Coolants, sometimes referred to as “refrigerant gas”, form a fundamental part of an air conditioner’s operating mechanism and therefore their physical properties are of great importance. For example, a coolant's evaporation temperature should be low enough to allow for an easy phase transition from a liquid to a gaseous state. Additionally, it is important for coolants to be non-toxic, non-flammable and not to cause significant harm to the environment. In the past, a group of substances that contained atoms of carbon, hydrogen, chlorine and fluorine, generally termed CFC (Chlorofluorocarbons),  was used for this purpose, but since it was found that these substances damage the ozone layer as they leak into the atmosphere, their use has diminished. Today, it is more common to use a mixture of substances that contain atoms of carbon, hydrogen and fluorine (Difluoromethane and Pentafluoroethane), also known as R410, and is sold under several trade names. These substances, which contain neither bromine, nor chlorine, do not harm the ozone layer, and are still suitable for use in terms of their physical properties. A similar principle is used to control the temperature control in refrigerators and freezers. 
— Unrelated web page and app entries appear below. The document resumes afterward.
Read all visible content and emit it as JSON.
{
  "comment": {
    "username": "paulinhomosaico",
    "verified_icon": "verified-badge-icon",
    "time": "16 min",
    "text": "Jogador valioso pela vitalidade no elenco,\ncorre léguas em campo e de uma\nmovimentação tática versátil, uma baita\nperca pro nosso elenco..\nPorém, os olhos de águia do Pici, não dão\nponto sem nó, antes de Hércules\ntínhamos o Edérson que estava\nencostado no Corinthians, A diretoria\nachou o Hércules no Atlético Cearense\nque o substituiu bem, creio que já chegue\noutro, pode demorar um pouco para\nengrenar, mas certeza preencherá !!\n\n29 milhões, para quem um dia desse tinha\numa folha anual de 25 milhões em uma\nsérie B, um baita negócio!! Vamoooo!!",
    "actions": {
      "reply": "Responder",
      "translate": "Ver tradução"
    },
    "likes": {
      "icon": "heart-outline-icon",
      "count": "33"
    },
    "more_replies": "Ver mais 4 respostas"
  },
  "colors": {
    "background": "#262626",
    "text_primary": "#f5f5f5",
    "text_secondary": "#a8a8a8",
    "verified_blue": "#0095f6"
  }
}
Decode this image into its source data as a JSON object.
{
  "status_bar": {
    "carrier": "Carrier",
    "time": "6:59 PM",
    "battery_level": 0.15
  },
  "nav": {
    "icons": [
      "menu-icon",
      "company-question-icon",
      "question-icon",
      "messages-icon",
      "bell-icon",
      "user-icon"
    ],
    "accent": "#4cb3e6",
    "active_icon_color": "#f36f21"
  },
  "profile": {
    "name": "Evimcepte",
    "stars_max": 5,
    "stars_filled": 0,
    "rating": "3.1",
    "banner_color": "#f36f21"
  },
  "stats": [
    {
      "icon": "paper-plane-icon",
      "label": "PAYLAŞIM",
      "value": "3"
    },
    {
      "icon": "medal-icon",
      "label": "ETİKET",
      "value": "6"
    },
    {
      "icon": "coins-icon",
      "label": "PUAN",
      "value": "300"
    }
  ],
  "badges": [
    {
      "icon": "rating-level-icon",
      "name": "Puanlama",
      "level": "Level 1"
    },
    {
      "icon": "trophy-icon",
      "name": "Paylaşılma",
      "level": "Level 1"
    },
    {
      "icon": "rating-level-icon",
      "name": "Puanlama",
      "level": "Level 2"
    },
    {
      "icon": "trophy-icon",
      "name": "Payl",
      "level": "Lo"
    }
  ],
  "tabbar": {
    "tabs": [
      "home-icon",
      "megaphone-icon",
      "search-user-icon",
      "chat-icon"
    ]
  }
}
Nowadays, most air conditioners include options for the control of the  temperature as well as of the force of the fan, returning the cold air from the cooling coils to the room space. At times, central air conditioning systems are planned so that the distance between the tubes that contain the coolant, the air in the room and the outside unit of the air conditioner that releases the heat to the environment, is quite long. For this purpose, a set of tubes for the transport of air from the venue we wish to cool to the coolant-containing coils, is added. However, the previously described operation principle applies to all types of air conditioners, whether large, small, smart or simple.